Hunt through the lines below for the string "Remote" and copy each one that has it.

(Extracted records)
——

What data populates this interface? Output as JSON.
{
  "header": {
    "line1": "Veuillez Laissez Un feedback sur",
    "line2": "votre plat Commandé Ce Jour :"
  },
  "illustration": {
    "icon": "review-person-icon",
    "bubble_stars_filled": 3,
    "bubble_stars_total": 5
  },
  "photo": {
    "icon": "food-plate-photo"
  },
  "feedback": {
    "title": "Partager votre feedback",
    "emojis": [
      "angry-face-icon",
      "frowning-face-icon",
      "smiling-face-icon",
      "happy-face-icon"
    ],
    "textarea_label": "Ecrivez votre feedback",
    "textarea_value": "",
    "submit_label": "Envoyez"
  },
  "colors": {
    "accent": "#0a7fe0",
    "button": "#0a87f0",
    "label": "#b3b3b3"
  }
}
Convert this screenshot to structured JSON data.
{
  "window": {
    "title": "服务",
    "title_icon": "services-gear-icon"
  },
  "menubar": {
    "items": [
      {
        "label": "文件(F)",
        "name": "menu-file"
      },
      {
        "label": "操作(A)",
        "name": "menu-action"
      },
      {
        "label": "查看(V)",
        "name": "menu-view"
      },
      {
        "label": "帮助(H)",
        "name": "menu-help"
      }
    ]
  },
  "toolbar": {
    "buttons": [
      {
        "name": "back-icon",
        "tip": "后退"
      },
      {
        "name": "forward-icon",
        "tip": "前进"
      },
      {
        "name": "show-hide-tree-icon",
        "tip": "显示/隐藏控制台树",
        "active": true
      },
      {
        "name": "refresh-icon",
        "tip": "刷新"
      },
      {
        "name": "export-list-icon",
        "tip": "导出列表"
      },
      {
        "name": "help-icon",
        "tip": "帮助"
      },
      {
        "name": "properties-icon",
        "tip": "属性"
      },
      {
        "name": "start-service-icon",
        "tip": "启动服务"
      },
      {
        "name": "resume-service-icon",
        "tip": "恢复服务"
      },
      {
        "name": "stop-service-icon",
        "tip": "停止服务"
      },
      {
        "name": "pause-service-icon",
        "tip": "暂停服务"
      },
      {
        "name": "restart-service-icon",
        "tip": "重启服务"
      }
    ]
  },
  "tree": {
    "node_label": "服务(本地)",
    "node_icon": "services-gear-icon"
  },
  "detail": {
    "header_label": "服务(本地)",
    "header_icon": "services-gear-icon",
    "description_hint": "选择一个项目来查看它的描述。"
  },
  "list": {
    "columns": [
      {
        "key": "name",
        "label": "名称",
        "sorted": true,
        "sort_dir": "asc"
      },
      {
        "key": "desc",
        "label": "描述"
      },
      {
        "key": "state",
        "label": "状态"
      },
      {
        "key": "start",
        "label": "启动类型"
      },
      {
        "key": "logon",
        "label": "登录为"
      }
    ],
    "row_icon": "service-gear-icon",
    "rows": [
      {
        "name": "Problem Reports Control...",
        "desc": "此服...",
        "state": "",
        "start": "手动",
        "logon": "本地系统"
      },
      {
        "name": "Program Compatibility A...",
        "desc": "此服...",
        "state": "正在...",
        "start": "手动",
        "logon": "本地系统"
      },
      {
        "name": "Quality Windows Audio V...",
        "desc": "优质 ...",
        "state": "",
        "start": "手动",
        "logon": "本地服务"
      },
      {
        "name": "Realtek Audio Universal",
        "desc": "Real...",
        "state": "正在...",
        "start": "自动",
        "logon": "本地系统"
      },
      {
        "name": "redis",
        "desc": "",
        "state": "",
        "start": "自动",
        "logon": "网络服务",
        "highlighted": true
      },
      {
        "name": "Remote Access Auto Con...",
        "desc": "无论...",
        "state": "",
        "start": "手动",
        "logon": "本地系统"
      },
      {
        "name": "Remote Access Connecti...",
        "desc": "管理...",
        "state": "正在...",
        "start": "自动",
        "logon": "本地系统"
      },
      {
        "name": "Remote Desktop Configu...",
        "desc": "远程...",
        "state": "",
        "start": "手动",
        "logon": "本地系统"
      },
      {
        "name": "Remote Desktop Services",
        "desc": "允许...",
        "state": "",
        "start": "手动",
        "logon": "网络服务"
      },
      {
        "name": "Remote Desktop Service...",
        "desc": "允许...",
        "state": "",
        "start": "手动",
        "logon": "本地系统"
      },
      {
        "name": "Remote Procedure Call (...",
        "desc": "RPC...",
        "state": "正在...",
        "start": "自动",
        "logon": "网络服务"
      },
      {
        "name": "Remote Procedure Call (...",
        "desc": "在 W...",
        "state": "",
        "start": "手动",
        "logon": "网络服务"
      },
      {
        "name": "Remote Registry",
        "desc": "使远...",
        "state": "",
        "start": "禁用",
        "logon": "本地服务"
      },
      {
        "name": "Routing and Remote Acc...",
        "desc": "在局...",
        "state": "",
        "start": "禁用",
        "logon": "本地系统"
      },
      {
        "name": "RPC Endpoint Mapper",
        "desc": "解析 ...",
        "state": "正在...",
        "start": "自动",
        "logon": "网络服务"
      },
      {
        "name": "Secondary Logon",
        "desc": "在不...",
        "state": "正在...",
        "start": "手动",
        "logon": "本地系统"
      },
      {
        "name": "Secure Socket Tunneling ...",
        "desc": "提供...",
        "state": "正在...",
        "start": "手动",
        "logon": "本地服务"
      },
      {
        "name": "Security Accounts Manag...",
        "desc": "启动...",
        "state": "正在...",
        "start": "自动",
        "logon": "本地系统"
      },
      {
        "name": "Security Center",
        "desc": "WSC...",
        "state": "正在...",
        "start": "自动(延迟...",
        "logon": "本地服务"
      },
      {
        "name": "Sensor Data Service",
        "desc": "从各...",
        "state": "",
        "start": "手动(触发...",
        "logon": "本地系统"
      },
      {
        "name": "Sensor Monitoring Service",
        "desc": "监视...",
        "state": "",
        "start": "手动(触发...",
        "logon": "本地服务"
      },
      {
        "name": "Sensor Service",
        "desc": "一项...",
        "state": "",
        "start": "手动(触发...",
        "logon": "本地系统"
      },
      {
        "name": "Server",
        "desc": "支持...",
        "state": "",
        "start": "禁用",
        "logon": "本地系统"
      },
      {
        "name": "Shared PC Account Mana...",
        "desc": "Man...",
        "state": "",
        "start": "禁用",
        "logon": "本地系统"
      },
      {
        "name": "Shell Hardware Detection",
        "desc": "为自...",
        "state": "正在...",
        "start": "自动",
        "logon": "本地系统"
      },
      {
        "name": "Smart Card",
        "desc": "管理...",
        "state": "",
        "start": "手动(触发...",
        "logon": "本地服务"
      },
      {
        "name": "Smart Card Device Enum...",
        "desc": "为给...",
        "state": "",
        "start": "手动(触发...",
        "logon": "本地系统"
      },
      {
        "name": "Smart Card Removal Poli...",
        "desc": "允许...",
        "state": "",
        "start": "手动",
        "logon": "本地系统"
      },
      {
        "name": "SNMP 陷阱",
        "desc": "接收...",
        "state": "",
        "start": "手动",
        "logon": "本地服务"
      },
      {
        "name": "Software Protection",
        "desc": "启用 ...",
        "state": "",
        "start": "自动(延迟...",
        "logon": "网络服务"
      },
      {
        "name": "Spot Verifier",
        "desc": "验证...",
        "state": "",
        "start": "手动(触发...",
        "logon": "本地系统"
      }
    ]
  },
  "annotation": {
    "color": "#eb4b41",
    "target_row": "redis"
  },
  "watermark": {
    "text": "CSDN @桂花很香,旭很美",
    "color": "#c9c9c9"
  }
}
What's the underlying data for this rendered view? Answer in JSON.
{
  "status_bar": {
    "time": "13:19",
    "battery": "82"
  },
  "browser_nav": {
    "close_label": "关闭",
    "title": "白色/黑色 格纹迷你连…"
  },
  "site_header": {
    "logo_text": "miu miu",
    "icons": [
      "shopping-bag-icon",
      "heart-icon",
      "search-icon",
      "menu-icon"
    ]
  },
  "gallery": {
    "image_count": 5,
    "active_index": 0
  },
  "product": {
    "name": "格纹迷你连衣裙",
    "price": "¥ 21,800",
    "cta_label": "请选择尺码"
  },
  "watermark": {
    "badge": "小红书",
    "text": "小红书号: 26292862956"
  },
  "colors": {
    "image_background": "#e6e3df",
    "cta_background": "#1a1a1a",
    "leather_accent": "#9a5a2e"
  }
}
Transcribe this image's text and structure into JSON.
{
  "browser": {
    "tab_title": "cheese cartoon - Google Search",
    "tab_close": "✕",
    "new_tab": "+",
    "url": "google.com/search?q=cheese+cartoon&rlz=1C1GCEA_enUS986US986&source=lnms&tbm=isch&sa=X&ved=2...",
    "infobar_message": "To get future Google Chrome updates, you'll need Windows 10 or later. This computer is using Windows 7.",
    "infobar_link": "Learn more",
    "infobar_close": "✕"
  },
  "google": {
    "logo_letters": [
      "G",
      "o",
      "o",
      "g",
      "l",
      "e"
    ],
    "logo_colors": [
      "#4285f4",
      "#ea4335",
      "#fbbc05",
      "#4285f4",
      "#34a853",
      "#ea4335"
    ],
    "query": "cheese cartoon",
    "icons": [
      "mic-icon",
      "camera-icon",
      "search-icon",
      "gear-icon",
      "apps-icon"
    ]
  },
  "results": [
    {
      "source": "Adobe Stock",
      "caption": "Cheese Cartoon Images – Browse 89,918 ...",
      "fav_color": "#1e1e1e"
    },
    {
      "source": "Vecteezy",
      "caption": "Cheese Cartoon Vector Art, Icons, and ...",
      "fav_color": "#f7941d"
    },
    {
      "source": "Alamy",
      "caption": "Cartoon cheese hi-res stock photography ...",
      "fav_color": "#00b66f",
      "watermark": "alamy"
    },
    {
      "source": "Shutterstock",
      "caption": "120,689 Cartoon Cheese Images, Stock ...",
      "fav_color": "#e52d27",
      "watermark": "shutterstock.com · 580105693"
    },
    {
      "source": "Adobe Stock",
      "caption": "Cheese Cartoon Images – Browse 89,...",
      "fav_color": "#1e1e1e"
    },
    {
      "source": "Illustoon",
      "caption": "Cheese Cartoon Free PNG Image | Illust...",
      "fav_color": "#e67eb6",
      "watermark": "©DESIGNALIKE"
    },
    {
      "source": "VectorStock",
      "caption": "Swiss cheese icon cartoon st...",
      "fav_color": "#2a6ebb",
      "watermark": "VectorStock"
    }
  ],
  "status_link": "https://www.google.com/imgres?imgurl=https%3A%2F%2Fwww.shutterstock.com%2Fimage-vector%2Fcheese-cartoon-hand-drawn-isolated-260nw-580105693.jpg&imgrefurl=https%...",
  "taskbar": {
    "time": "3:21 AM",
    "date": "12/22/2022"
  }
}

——

-- Output of the task --
        "name": "Remote Access Auto Con...",
        "name": "Remote Access Connecti...",
        "name": "Remote Desktop Configu...",
        "name": "Remote Desktop Services",
        "name": "Remote Desktop Service...",
        "name": "Remote Procedure Call (...",
        "name": "Remote Procedure Call (...",
        "name": "Remote Registry",
        "name": "Routing and Remote Acc...",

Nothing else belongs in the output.